"Not good enough."

That was the pointed response from Vermont Senator Bernie Sanders when asked for his take on Hillary Clinton's defense of her approach to Wall Street. 

Delivered in his practiced, staccato rhythm, the line landed hard at this weekend's Democratic presidential debate, held in Iowa and hosted by CBS. It was one of the most contentious moments during an event that saw Sanders and Clinton clash several times.

He continued, "Here's the story. Let's not be naïve about it. Why over her political career has Wall Street been the major campaign contributor to Hillary Clinton? Maybe they're dumb and they don't know what they're going to get, but I don't think so."

Sanders was of course implying that Clinton is in the pocket of Wall Street interests and that the finance sector comprises savvy investors who know what they're getting for their money when they donate to Clinton's campaigns. Citigroup, Goldman Sachs, JP Morgan Chase and Morgan Stanley are four of the top five corporate donors to Clinton's campaigns over the course of her political career, according to OpenSecrets.org, a research group that tracks money in politics.

Clinton made headlines with her defense of the charge: 

"So, I represented New York, and I represented New York on 9/11, when we were attacked. Where were we attacked? We were attacked in downtown Manhattan, where Wall Street is. I did spend a whole lot of time and effort helping them rebuild. That was good for New York. It was good for the economy, and it was a way to rebuke the terrorists who had attacked our country."

Both Democratic and Republican rivals pounced on the moment, accusing Clinton of exploiting the 9/11 attacks to defend her connections to Wall Street. 

But those on Wall Street should ignore that scuffle for now and pay more attention to the rest of Clinton's tough talk about the finance industry. 

In a passionate response to the concept that bankers will run a Hillary Clinton White House, she laid out her plan to take on Wall Street: "I want to go further than that," she said, "that" being to reinstate the Glass-Steagall act, which separates commercial banking firms from investment banking firms, a favorite policy position of both Sanders and former Maryland Governor Martin O'Malley, the second remaining challenger for the Democratic nomination. She pointed instead to what she called "the shadow banking industry," i.e. hedge funds, a favorite target of both the right and the left in the campaign so far.

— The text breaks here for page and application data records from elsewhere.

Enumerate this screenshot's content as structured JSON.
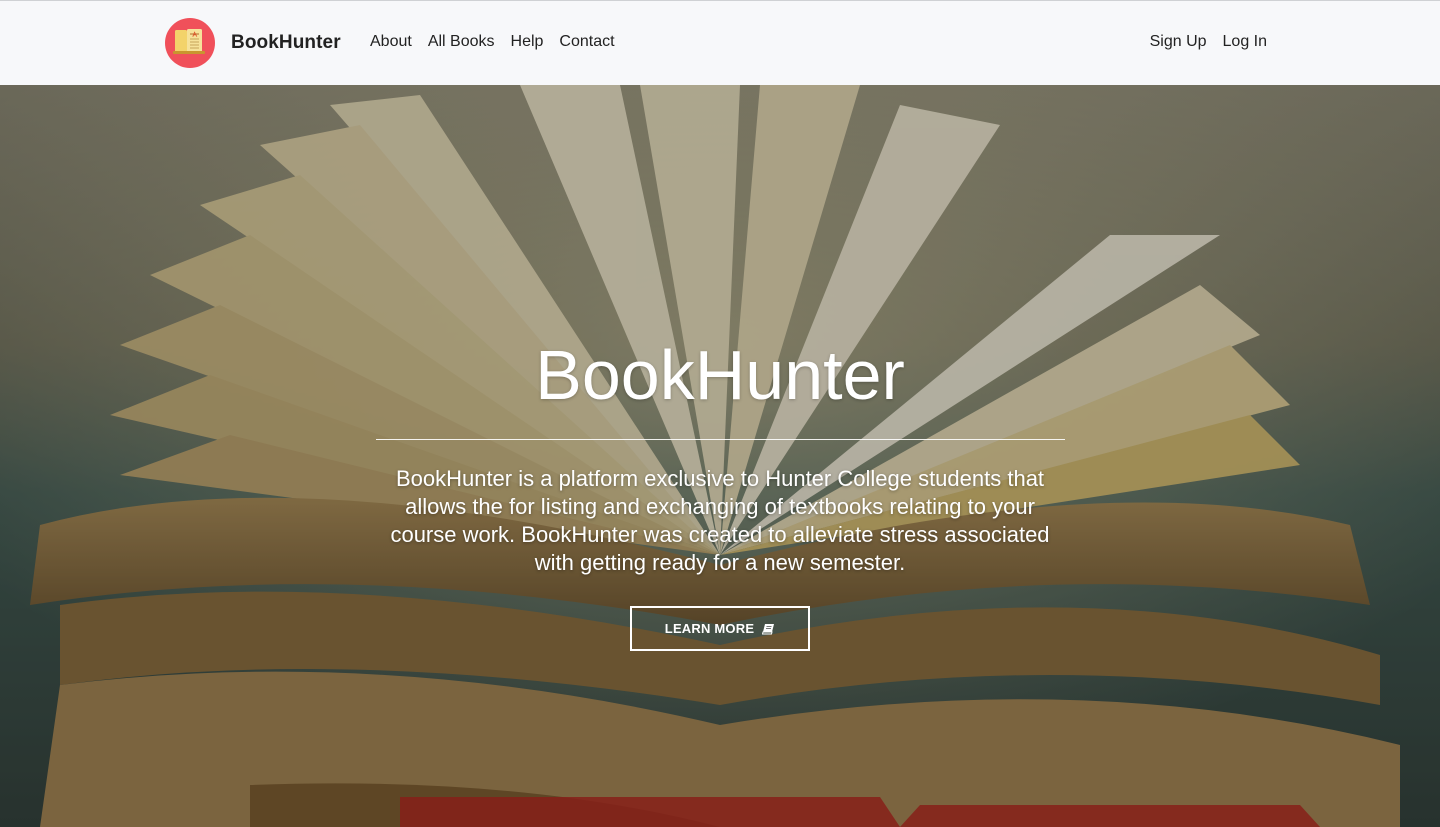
{
  "navbar": {
    "brand": {
      "name": "BookHunter",
      "logo_icon": "book-logo-icon",
      "logo_color": "#f0505a"
    },
    "links": [
      {
        "label": "About"
      },
      {
        "label": "All Books"
      },
      {
        "label": "Help"
      },
      {
        "label": "Contact"
      }
    ],
    "auth": {
      "signup_label": "Sign Up",
      "login_label": "Log In"
    }
  },
  "hero": {
    "background": "open-books-photo",
    "title": "BookHunter",
    "description": "BookHunter is a platform exclusive to Hunter College students that allows the for listing and exchanging of textbooks relating to your course work. BookHunter was created to alleviate stress associated with getting ready for a new semester.",
    "button": {
      "label": "LEARN MORE",
      "icon": "book-icon"
    }
  }
}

Clinton went on to say that "it's pretty clear" Wall Street knows she will up regulations. She pointed to billionaire hedge fund managers running ad campaigns against her through a super PAC.

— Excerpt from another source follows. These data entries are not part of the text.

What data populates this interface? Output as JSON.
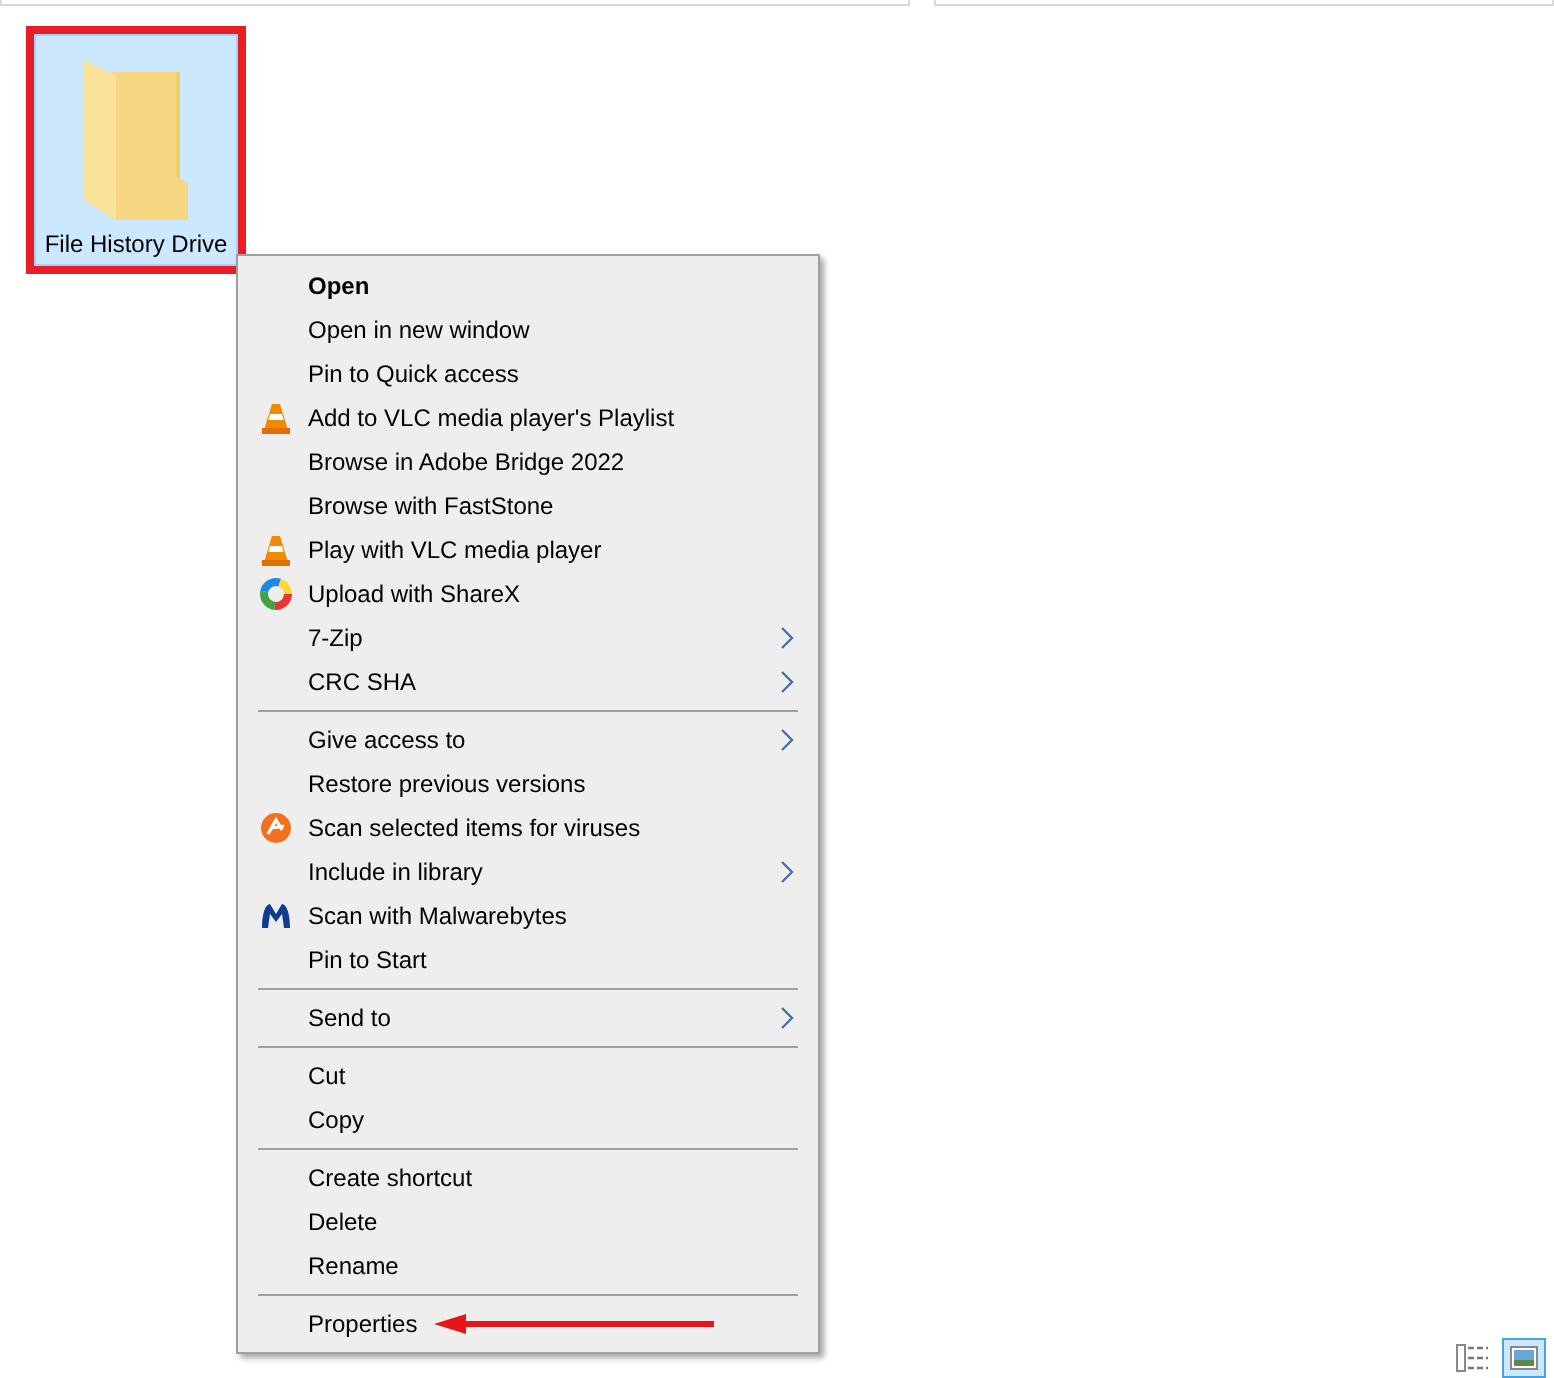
{
  "folder": {
    "label": "File History Drive",
    "selected": true,
    "highlighted": true
  },
  "context_menu": {
    "items": [
      {
        "kind": "default",
        "label": "Open"
      },
      {
        "kind": "item",
        "label": "Open in new window"
      },
      {
        "kind": "item",
        "label": "Pin to Quick access"
      },
      {
        "kind": "cone",
        "label": "Add to VLC media player's Playlist"
      },
      {
        "kind": "item",
        "label": "Browse in Adobe Bridge 2022"
      },
      {
        "kind": "item",
        "label": "Browse with FastStone"
      },
      {
        "kind": "cone",
        "label": "Play with VLC media player"
      },
      {
        "kind": "ring",
        "label": "Upload with ShareX"
      },
      {
        "kind": "submenu",
        "label": "7-Zip"
      },
      {
        "kind": "submenu",
        "label": "CRC SHA"
      },
      {
        "kind": "separator"
      },
      {
        "kind": "submenu",
        "label": "Give access to"
      },
      {
        "kind": "item",
        "label": "Restore previous versions"
      },
      {
        "kind": "badge",
        "label": "Scan selected items for viruses"
      },
      {
        "kind": "submenu",
        "label": "Include in library"
      },
      {
        "kind": "mlogo",
        "label": "Scan with Malwarebytes"
      },
      {
        "kind": "item",
        "label": "Pin to Start"
      },
      {
        "kind": "separator"
      },
      {
        "kind": "submenu",
        "label": "Send to"
      },
      {
        "kind": "separator"
      },
      {
        "kind": "item",
        "label": "Cut"
      },
      {
        "kind": "item",
        "label": "Copy"
      },
      {
        "kind": "separator"
      },
      {
        "kind": "item",
        "label": "Create shortcut"
      },
      {
        "kind": "item",
        "label": "Delete"
      },
      {
        "kind": "item",
        "label": "Rename"
      },
      {
        "kind": "separator"
      },
      {
        "kind": "item",
        "label": "Properties",
        "pointed_at": true
      }
    ]
  },
  "view_buttons": [
    {
      "kind": "details",
      "selected": false
    },
    {
      "kind": "large-icons",
      "selected": true
    }
  ]
}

In a proposal on banking reform laid out in October, she pledged to impose a risk fee on large financial institutions, close the Volcker Rule's hedge fund loophole (which allows banks to make risky trading bets through hedge funds), make financial executives accountable and impose a tax on high-frequency trading, among other things. She has also said that she will "implement fully and effectively Dodd-Frank," the banking regulation law passed in response to the 2008 financial crisis.

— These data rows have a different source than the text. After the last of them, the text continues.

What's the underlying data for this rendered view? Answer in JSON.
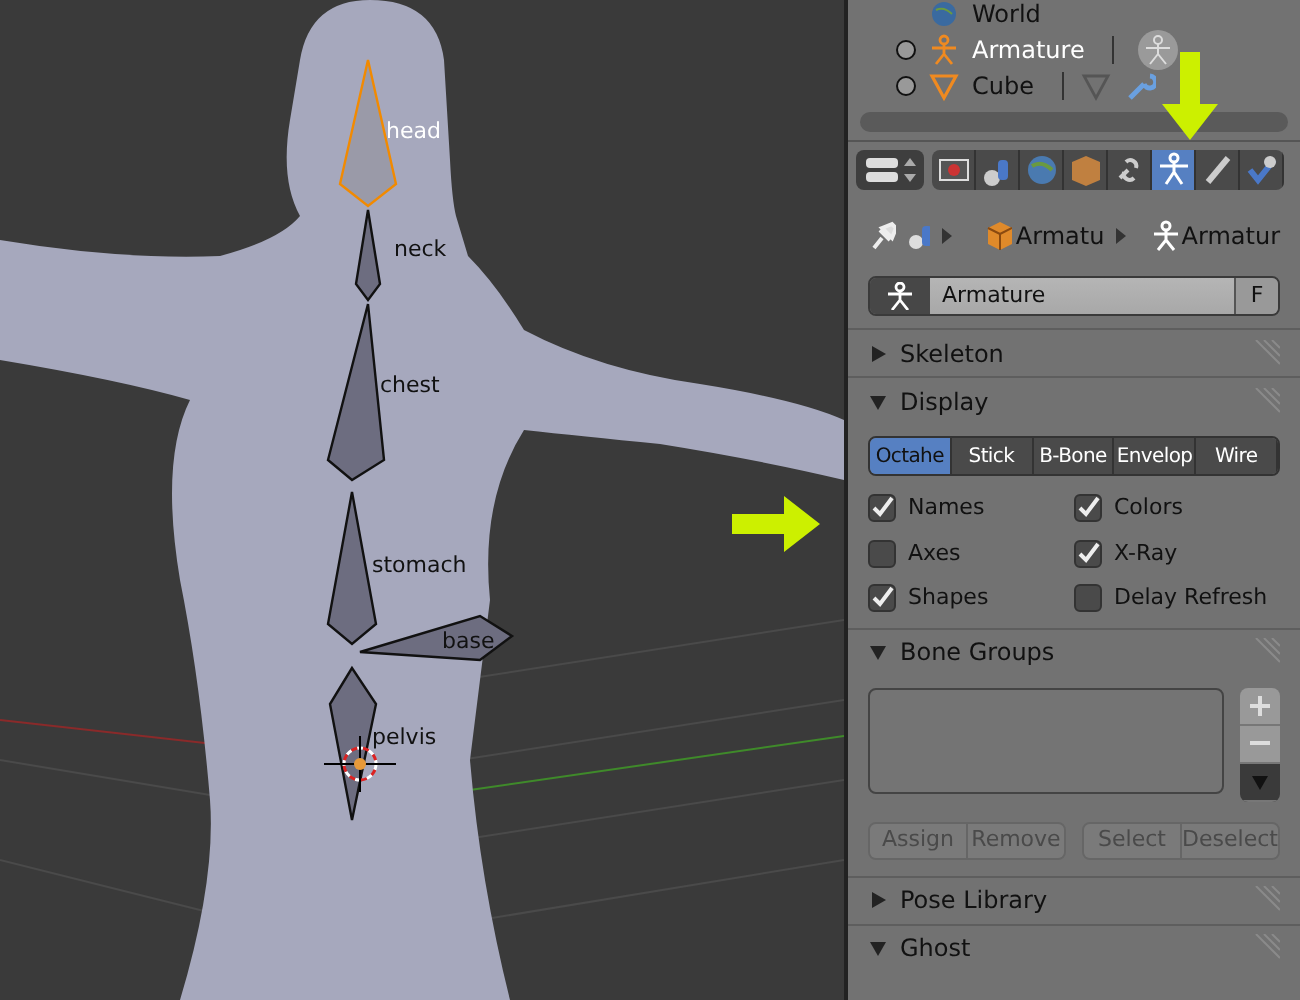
{
  "viewport": {
    "bones": [
      {
        "label": "head",
        "selected": true
      },
      {
        "label": "neck",
        "selected": false
      },
      {
        "label": "chest",
        "selected": false
      },
      {
        "label": "stomach",
        "selected": false
      },
      {
        "label": "base",
        "selected": false
      },
      {
        "label": "pelvis",
        "selected": false
      }
    ]
  },
  "outliner": {
    "rows": [
      {
        "label": "World"
      },
      {
        "label": "Armature"
      },
      {
        "label": "Cube"
      }
    ]
  },
  "properties_tabs": [
    {
      "selected": false
    },
    {
      "selected": false
    },
    {
      "selected": false
    },
    {
      "selected": false
    },
    {
      "selected": false
    },
    {
      "selected": true
    },
    {
      "selected": false
    },
    {
      "selected": false
    }
  ],
  "breadcrumb": [
    "Armatu",
    "Armatur"
  ],
  "name_field": {
    "value": "Armature",
    "fake_user": "F"
  },
  "skeleton_panel": {
    "title": "Skeleton",
    "expanded": false
  },
  "display_panel": {
    "title": "Display",
    "expanded": true,
    "draw_types": [
      {
        "label": "Octahe",
        "selected": true
      },
      {
        "label": "Stick",
        "selected": false
      },
      {
        "label": "B-Bone",
        "selected": false
      },
      {
        "label": "Envelop",
        "selected": false
      },
      {
        "label": "Wire",
        "selected": false
      }
    ],
    "options": [
      {
        "label": "Names",
        "checked": true
      },
      {
        "label": "Colors",
        "checked": true
      },
      {
        "label": "Axes",
        "checked": false
      },
      {
        "label": "X-Ray",
        "checked": true
      },
      {
        "label": "Shapes",
        "checked": true
      },
      {
        "label": "Delay Refresh",
        "checked": false
      }
    ]
  },
  "bone_groups_panel": {
    "title": "Bone Groups",
    "expanded": true,
    "buttons": [
      "Assign",
      "Remove",
      "Select",
      "Deselect"
    ]
  },
  "pose_library_panel": {
    "title": "Pose Library",
    "expanded": false
  },
  "ghost_panel": {
    "title": "Ghost",
    "expanded": true
  }
}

"I have a plan to build out the progress we've made under President Obama and do just that," she said in a statement at the time. "We can't go back to the days when Wall Street could write its own rules."

Sanders wasn't alone in criticizing this explanation. O'Malley called her approach to the banking industry "weak tea" and said, "We need to stop taking our advice from economists on Wall Street."

The Daily Beast and ProPublica pointed out recently that Clinton's record with Wall Street is mixed. Throughout her time in the senate, she did try to push reform. Before the financial crisis, she asked bankers to suspend foreclosures and freeze interest rates on adjustable subprime mortgages in 2007. She also introduced legislation to curb executive compensation and denounced a tax break for hedge fund and private equity executives.

But, in 2008, she voted in favor of the Troubled Asset Relief Program (TARP), a $700 billion bank stabilization plan and essentially a Wall Street bailout (Sanders voted no). Of course, many would argue that TARP helped save the U.S. from a complete financial collapse and a second Great Depression.

Regardless of record, rhetoric, and attack ads by hedge funders, big banks are still coming out to support Clinton. In the third quarter of 2015, Federal Election Commission data compiled by the Center for Responsive Politics shows her campaign received about $5.9 million from Wall Street.

Clinton defended the donations, saying it was simply a message from donors saying, "I like you. I want to support you."

Sanders, on the other hand, pointed out at the debate that he doesn't have a super PAC and doesn't generally get big donations, keeping him out of the influence of a sector of the economy that he doesn't seem to particularly respect.

"The business model of Wall Street is fraud," he said.

This article is commentary by an independent contributor. At the time of publication, the author held no positions in the stocks mentioned.